The adverse reactions include dry mouth, tiredness and some gastrointestinal effects. The selective noradrenaline reuptake inhibitor effect can increase the pulse rate (usually 2-3 beats per minute), and some patients may experience palpitations. With weight loss blood pressure does reduce, but the reduction is probably not in proportion to the degree of weight loss. Monitor the blood pressure as some patients may have a small rise in pressure. While sibutramine currently should not be used in those with cardiovascular disease or hypertension, a trial is investigating the effects of weight loss with a lifestyle program and sibutramine on cardiovascular outcomes.
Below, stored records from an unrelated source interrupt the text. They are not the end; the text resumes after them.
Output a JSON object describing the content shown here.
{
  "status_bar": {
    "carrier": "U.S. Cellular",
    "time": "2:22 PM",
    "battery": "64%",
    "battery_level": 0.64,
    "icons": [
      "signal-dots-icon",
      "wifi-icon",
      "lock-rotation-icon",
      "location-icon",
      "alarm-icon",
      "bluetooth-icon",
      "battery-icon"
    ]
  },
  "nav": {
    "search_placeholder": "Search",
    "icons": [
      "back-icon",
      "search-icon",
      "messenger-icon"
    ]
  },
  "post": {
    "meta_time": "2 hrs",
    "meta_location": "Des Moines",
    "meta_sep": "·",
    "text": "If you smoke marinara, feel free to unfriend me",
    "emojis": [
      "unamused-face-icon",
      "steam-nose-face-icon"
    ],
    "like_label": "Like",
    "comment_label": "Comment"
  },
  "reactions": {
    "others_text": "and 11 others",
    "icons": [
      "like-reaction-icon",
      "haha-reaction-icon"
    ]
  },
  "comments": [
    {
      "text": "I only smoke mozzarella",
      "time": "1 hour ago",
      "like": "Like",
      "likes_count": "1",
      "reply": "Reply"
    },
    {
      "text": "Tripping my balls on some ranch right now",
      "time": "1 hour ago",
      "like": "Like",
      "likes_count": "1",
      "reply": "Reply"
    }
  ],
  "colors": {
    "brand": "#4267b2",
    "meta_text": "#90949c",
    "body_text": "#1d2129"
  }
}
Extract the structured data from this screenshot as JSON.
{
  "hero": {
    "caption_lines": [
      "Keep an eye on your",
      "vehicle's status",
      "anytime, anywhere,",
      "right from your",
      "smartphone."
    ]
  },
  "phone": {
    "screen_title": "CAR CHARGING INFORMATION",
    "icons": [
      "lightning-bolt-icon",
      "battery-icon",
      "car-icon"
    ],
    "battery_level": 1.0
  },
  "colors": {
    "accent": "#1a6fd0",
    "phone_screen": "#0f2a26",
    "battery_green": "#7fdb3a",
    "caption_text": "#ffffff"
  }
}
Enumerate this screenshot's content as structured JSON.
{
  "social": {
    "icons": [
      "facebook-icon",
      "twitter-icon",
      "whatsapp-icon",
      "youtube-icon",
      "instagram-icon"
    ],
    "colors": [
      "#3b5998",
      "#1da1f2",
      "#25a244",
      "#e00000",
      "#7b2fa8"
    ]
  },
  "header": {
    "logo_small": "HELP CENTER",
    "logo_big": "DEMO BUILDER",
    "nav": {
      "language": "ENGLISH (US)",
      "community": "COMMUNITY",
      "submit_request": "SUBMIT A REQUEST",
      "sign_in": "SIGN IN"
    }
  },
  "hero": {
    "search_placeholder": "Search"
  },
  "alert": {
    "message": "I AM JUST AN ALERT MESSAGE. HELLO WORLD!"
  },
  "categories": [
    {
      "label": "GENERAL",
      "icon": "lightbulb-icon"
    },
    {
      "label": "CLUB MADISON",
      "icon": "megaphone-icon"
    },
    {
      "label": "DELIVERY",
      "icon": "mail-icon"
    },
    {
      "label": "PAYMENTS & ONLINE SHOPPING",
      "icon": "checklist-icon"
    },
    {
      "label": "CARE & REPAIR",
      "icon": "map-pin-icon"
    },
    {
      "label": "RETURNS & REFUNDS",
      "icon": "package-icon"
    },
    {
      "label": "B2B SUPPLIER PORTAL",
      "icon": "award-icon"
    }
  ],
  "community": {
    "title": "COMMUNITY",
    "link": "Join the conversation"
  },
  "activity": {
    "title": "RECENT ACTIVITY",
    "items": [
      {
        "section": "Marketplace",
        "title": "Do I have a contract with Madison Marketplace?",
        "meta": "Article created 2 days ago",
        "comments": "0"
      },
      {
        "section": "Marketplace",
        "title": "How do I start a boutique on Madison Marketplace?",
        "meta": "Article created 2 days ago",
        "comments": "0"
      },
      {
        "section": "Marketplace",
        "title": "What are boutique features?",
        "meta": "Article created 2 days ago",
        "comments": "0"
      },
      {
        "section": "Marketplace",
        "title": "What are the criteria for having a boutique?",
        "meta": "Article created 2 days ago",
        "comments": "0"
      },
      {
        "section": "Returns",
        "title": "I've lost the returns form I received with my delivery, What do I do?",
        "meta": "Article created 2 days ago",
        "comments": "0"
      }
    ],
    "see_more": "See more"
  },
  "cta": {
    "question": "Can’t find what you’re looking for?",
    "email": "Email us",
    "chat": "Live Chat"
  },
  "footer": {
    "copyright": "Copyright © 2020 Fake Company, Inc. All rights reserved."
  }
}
There is a theoretical risk of serotonin syndrome. There is not yet evidence that this is a problem at therapeutic doses, but sibutramine should not be used in conjunction with antidepressants, particularly other SSRIs and monoamine oxidase inhibitors.
These strategies can be effective in producing and maintaining weight loss.222324 Meal replacements, used consistently for a few months and then intermittently, can produce and maintain weight loss for more than four years, with associated reductions in risk factors. Very low calorie diets are also effective. They may be used to initiate weight loss (a defined management protocol is necessary) and then pharmacotherapy can assist in maintaining the loss.
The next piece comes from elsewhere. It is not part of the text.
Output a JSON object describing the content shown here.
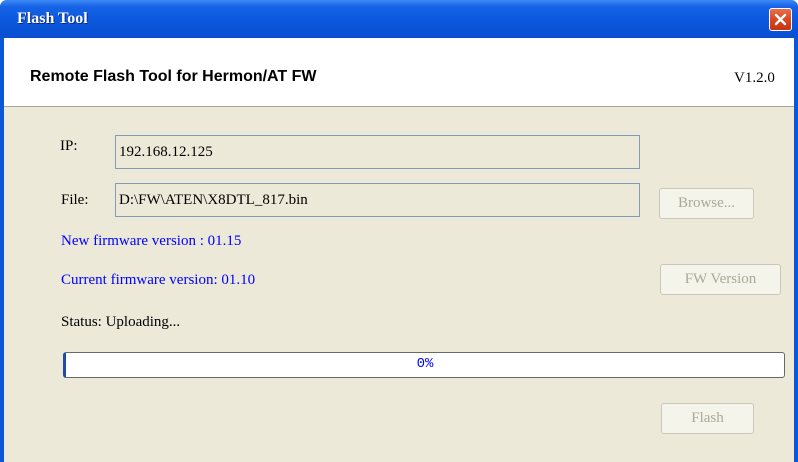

Surgery is the most effective treatment for obesity. The results of the Swedish Obese Study25 and from units in other parts of the world26 have shown that significant weight loss (greater than 20 kg) can be produced and maintained. Any surgical procedure for obesity, to be effective long term, must be coupled with an ongoing weight loss and maintenance (lifestyle) program. Such a combined approach (appropriate patient selection, then surgery plus ongoing weight maintenance program) is essential for efficacy. The newer techniques, particularly with the inflatable gastric band, are much less invasive (performed laparoscopically), and gastric banding is easily reversible.
It is better to prevent obesity than to treat it. As well as individuals being educated about, and changing, their eating, activity and habits, it is essential that the community and government at all levels investigate ways of changing our environment so it becomes easier to maintain a healthy weight.
* Body mass index: weight (kg)/height (m)2
Professor Caterson has performed clinical trials on obesity for Servier Laboratories, 3M Pharmaceuticals, Roche Products and Sanofi Aventis. He has provided advice on obesity for Roch Products, Abbott Laboratories and Sanofi Aventis.
Professor Caterson has consulted with several other pharmaceutical companies, and acted on advisory boards as well as for government. He holds no shares in any pharmaceutical company.
The following statements are either true or false.
1. Sibutramine should not be used in patients with hypertension.
2. There is unlikely to be a long-term benefit for obese patients if they do not lose weight during the first three months of drug therapy.
Answers to self-test questions
The second edition of Abnormal Laboratory Results, which contains articles from Australian Prescriber's Abnormal Laboratory Results series, is now available. Edited by Professor Geoffrey Kellerman, it is available for $44.95 from McGraw-Hill, phone (02) 9900 1836.
Human Nutrition Unit, The University of Sydney, Sydney